Work order —
Filter task. Return each line of the material that holds the string "icon".
(Data for this exercise Opens)
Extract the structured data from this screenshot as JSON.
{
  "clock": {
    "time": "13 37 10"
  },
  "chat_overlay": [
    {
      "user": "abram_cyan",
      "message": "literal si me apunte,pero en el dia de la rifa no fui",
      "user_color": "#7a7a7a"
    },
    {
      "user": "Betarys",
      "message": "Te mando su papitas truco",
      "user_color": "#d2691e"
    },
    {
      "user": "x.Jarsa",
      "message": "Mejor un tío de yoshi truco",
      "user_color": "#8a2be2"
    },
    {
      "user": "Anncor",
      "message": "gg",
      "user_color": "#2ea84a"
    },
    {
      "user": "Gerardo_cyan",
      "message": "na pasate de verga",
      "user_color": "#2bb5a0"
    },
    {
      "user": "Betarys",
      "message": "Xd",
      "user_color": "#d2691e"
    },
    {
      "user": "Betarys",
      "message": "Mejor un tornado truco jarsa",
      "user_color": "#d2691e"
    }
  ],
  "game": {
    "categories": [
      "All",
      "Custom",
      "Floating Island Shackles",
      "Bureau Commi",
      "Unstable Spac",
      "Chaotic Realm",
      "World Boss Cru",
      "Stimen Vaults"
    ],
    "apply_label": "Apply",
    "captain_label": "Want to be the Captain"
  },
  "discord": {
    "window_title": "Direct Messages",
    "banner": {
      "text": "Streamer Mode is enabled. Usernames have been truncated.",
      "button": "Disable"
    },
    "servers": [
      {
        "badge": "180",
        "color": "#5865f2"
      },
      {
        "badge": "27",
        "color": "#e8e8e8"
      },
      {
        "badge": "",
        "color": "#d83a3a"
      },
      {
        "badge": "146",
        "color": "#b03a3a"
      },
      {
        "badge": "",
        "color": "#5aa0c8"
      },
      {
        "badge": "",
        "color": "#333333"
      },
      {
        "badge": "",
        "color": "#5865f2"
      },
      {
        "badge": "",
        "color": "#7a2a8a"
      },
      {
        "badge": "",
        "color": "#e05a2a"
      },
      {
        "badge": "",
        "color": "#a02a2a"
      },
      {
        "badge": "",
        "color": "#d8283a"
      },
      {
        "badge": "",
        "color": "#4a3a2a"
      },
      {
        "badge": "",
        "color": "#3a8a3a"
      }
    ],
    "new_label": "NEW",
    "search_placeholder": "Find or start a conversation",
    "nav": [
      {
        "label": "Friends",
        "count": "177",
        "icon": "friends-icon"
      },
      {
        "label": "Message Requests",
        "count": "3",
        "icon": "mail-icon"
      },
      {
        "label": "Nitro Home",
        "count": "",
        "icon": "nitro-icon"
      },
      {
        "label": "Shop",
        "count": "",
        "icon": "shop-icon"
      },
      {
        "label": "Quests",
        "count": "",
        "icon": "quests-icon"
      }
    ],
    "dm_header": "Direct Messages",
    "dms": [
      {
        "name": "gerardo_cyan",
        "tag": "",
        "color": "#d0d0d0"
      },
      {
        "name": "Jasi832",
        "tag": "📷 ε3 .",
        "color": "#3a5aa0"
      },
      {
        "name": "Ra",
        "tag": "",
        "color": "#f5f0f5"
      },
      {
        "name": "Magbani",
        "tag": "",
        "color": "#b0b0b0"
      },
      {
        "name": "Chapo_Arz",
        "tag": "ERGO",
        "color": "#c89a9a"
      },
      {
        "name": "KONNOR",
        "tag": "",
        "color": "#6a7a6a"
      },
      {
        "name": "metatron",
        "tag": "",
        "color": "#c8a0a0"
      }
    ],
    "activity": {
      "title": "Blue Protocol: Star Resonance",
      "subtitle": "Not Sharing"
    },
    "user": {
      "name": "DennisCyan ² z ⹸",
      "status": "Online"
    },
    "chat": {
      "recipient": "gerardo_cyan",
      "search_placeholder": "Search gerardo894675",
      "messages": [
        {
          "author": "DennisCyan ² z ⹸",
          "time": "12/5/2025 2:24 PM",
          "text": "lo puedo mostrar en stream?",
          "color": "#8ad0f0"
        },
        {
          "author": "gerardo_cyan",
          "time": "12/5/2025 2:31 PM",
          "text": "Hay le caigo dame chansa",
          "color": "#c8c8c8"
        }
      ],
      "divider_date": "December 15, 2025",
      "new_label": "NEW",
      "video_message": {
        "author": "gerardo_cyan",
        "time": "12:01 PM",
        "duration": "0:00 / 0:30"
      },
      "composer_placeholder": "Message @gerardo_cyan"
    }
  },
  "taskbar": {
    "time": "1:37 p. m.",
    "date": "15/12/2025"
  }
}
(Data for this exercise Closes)
Response for this exercise —
        "icon": "friends-icon"
        "icon": "mail-icon"
        "icon": "nitro-icon"
        "icon": "shop-icon"
        "icon": "quests-icon"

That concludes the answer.